- What the task requires -
Find the lines in the records below that contain "into", and report each of them.

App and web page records
★ ★ ★

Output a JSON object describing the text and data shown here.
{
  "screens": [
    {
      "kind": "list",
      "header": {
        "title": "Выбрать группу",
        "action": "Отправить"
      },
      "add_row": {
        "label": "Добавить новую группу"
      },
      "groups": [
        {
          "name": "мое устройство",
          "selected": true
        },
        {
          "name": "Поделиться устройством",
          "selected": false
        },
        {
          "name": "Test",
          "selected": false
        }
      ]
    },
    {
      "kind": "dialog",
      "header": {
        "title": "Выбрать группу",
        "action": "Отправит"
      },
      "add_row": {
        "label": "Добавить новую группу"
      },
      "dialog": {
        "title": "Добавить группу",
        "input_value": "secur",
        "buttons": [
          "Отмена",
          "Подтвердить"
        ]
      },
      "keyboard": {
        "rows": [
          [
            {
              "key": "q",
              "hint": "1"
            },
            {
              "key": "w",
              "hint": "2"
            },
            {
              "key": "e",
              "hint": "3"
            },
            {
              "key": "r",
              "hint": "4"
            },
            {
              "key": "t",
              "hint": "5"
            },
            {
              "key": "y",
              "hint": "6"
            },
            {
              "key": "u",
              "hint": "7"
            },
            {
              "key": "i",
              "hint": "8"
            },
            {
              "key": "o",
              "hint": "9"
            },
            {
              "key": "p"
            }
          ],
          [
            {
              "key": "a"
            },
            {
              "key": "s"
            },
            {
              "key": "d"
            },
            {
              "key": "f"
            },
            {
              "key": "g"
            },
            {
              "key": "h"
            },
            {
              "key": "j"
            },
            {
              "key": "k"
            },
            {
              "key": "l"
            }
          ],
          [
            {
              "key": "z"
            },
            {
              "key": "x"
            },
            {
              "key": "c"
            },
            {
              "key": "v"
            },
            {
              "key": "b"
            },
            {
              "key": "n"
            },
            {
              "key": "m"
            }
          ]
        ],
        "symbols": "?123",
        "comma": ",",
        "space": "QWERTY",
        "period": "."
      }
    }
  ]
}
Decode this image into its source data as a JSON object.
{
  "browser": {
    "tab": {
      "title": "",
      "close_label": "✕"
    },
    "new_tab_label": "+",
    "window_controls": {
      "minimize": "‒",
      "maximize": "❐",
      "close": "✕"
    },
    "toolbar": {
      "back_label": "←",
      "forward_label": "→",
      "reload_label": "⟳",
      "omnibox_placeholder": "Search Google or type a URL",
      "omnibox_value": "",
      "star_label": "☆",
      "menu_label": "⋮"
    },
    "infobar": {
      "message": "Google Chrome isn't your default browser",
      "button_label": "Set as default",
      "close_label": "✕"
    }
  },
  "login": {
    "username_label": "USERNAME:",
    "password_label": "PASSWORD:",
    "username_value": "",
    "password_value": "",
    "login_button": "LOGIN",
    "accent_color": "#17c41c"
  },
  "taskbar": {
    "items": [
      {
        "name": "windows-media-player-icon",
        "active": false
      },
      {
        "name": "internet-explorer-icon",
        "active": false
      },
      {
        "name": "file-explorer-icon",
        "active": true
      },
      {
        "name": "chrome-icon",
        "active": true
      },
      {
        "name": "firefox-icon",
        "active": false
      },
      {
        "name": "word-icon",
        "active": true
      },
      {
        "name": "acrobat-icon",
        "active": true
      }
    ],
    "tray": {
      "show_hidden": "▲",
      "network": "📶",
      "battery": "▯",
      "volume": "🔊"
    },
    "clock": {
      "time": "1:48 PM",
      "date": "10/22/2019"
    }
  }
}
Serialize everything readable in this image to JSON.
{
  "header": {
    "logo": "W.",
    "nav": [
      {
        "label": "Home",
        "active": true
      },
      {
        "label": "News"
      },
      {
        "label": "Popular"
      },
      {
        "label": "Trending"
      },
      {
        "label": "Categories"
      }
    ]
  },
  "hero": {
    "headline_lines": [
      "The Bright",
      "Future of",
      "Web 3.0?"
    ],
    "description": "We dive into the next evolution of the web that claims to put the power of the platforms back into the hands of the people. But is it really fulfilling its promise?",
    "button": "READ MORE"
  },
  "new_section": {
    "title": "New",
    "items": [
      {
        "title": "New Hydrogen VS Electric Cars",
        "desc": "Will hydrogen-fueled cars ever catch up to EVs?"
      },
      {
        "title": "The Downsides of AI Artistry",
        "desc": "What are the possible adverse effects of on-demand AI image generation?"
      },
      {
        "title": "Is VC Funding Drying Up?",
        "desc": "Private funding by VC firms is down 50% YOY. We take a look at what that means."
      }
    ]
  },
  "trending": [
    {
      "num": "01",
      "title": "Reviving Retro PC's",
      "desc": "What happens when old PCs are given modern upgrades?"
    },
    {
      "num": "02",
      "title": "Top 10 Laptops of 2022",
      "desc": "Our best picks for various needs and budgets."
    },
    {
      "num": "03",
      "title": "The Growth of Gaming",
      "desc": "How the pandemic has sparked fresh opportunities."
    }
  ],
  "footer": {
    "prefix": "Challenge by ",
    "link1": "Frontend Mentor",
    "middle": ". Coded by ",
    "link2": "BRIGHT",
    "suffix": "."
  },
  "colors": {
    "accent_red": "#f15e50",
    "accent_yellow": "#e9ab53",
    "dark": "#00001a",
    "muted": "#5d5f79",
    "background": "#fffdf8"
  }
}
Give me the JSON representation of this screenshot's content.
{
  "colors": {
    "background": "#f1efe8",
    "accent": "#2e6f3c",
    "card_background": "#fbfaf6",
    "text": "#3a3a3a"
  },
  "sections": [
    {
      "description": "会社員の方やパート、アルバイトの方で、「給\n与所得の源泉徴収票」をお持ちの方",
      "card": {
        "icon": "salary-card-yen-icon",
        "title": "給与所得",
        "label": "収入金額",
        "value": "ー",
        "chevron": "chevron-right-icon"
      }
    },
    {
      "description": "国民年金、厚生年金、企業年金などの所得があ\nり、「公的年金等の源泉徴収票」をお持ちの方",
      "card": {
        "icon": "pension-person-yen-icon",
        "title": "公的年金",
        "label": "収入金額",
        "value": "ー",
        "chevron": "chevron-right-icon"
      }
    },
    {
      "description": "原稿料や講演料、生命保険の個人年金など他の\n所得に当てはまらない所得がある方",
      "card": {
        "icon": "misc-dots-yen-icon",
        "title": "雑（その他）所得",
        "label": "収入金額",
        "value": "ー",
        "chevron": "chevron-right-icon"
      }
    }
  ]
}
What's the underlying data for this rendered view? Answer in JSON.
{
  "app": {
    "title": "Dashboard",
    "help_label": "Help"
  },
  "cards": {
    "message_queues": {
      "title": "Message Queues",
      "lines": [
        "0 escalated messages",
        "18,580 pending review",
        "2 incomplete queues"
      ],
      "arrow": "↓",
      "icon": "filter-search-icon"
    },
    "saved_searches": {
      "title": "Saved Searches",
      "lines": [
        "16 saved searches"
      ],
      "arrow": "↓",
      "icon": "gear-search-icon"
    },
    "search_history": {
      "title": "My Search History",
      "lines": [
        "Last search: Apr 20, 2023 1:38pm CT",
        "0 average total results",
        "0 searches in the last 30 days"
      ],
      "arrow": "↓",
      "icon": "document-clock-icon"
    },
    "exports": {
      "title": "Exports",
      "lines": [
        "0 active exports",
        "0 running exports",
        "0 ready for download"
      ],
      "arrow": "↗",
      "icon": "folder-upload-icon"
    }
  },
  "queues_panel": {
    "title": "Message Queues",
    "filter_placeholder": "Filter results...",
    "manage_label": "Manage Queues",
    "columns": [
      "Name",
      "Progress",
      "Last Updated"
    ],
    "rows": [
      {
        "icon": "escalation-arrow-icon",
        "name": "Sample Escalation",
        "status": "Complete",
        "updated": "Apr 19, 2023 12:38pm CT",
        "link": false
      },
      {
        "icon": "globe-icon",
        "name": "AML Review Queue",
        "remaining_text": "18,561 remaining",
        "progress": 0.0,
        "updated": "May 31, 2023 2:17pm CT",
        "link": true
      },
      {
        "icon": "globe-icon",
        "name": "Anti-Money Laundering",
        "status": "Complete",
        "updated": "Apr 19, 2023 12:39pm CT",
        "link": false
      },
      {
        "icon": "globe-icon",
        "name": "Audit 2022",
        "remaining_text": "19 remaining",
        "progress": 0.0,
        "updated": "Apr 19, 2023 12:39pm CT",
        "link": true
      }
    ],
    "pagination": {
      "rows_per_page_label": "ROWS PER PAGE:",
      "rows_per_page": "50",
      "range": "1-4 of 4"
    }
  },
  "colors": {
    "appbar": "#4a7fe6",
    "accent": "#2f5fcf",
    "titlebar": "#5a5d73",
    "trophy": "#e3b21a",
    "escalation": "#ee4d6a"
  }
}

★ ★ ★

- Final answer -
Decode this image into its source data as a JSON object.
    "description": "We dive into the next evolution of the web that claims to put the power of the platforms back into the hands of the people. But is it really fulfilling its promise?",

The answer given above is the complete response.